#### TASK DESCRIPTION:
The lines to find are those in the entries that hold the word "path"; copy every one of them.

#### DATA:
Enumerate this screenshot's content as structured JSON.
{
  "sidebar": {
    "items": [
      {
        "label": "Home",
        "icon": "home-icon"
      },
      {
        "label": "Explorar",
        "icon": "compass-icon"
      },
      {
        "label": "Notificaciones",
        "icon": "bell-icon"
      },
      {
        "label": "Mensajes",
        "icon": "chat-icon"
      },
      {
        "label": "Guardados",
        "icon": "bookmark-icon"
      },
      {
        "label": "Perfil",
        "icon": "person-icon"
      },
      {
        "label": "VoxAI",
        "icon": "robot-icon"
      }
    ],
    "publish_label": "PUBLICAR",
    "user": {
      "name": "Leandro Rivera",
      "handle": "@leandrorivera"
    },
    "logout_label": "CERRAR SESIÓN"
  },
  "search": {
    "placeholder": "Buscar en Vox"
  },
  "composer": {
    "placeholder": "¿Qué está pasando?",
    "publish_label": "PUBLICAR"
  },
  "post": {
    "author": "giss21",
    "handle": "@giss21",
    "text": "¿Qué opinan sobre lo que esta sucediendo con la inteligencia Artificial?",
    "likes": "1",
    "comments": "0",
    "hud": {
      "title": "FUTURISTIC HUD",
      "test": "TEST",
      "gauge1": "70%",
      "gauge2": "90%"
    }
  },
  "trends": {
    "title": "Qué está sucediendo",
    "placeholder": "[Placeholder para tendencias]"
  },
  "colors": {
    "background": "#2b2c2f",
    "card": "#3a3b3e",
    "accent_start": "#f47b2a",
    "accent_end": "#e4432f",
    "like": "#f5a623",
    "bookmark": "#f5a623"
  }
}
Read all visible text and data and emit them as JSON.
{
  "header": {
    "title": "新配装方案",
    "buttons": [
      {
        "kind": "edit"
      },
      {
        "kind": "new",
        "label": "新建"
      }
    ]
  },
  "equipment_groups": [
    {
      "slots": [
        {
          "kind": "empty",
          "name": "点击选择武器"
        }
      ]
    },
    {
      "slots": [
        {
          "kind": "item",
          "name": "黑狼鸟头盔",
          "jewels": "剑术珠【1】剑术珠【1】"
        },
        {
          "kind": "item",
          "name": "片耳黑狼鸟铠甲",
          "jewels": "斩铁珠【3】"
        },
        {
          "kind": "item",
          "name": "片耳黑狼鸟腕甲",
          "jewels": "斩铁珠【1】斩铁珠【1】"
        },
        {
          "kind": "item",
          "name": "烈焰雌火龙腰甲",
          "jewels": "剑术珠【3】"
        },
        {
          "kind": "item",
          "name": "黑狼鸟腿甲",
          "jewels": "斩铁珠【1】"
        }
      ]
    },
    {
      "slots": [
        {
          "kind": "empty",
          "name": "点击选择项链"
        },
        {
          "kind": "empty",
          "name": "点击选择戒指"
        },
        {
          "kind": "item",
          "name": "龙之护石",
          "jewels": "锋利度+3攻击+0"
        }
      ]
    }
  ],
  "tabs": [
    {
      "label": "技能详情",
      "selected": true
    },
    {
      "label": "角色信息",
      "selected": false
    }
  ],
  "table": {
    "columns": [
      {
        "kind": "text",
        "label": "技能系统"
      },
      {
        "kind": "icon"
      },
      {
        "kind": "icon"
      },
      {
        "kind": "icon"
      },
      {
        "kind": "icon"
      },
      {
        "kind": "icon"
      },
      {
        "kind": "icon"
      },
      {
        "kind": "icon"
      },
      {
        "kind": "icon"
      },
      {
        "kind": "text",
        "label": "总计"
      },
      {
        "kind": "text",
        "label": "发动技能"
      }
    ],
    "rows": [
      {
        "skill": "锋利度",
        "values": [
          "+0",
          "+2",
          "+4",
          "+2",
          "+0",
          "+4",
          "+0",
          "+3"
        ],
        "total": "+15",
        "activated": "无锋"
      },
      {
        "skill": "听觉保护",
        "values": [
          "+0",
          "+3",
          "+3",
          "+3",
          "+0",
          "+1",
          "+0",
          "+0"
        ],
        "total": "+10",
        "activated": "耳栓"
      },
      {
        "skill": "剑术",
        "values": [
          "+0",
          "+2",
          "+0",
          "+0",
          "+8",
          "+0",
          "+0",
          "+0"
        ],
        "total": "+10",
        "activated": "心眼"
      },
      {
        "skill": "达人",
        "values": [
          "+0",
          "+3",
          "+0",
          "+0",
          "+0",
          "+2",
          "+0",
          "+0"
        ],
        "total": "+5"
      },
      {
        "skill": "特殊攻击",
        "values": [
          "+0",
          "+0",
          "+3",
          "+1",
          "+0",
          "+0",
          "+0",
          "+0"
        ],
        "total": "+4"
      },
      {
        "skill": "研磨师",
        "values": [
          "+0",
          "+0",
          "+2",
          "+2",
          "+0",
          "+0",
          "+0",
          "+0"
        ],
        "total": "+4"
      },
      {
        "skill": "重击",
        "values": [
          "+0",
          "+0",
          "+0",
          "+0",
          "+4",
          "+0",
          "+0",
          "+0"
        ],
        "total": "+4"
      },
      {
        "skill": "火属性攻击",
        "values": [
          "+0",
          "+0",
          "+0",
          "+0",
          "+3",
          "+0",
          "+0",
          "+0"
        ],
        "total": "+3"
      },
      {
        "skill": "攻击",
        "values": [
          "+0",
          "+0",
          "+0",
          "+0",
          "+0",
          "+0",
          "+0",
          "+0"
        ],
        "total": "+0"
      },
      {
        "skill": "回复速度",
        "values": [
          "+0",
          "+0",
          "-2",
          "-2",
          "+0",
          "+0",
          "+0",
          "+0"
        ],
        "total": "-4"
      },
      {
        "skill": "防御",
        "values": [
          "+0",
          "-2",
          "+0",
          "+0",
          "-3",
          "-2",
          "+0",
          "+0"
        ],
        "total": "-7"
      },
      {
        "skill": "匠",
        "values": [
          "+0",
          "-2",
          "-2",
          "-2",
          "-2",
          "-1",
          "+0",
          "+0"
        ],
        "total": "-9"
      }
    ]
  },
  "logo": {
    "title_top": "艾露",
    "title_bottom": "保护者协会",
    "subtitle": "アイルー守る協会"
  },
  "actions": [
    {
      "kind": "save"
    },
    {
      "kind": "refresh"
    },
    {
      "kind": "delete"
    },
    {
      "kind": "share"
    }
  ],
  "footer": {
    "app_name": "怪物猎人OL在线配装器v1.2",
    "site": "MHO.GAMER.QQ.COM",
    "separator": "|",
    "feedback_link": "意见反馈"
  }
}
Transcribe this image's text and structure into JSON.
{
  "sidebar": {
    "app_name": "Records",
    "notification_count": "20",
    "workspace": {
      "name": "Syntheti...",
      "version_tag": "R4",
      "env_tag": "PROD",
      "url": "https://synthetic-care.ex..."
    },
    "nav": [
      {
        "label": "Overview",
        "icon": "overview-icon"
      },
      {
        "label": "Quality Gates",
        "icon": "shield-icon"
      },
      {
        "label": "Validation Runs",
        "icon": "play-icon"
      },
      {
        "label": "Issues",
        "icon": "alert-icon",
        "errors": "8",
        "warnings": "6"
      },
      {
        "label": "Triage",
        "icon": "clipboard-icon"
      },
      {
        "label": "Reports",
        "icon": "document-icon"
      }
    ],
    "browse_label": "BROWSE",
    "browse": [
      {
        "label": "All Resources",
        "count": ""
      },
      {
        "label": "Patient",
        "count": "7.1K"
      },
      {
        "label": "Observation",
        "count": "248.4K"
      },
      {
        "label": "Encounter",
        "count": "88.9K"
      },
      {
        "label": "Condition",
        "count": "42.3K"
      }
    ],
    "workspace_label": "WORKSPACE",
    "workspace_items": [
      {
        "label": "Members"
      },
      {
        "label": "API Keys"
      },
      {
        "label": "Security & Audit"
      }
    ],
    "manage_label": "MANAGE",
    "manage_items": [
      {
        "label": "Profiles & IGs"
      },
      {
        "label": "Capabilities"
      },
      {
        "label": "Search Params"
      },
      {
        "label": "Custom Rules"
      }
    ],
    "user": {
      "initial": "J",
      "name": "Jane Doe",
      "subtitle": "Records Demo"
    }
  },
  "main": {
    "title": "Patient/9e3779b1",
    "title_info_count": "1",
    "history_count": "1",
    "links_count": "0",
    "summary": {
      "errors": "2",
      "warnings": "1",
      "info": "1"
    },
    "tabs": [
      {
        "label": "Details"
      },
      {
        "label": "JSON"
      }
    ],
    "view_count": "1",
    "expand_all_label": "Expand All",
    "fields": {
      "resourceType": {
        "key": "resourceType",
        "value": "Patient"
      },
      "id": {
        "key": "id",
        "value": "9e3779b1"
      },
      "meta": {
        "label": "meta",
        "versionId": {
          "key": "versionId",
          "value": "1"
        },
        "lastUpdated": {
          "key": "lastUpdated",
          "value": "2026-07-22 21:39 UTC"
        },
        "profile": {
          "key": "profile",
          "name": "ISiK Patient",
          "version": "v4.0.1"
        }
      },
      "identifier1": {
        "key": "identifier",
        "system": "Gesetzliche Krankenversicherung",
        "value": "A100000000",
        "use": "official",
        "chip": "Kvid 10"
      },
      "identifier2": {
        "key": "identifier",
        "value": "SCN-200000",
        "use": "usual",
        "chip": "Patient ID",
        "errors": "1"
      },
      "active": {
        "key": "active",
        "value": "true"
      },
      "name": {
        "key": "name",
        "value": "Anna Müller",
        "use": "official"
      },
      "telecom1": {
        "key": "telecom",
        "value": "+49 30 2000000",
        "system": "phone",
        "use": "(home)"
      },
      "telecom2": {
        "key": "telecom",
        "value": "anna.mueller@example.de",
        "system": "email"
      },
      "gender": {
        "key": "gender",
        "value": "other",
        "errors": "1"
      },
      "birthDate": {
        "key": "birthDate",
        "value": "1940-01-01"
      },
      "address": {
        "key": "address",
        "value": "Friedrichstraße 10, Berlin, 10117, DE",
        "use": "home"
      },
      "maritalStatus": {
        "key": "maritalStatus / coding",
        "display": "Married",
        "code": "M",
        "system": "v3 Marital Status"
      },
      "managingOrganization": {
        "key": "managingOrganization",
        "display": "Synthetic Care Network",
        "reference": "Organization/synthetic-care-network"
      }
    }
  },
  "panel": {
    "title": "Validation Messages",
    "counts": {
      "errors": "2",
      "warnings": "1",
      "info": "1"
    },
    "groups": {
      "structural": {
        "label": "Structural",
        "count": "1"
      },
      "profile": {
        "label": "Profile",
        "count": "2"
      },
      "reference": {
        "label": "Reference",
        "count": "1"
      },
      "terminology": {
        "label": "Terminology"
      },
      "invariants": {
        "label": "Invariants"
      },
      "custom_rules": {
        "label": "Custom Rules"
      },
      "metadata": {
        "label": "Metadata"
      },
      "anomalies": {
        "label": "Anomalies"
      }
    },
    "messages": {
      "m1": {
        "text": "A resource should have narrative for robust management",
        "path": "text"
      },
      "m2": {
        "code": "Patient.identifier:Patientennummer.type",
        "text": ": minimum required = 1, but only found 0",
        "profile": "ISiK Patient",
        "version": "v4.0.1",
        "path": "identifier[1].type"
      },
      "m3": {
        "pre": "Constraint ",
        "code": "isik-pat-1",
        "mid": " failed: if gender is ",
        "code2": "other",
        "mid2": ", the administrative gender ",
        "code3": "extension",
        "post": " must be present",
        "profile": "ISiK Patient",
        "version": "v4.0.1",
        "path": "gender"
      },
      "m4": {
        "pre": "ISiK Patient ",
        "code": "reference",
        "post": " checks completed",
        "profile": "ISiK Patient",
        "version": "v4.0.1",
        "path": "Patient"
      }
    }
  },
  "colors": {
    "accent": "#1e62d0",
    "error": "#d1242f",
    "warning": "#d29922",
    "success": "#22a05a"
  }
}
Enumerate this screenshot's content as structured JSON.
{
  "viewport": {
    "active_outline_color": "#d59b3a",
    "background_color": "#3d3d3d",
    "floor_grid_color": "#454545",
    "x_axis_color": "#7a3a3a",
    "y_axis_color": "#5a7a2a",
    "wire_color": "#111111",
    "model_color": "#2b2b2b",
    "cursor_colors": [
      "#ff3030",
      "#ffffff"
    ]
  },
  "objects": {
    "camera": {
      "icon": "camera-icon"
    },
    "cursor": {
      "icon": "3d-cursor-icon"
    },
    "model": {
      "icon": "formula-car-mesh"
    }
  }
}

#### ANSWER FOR THIS EXERCISE:
        "path": "text"
        "path": "identifier[1].type"
        "path": "gender"
        "path": "Patient"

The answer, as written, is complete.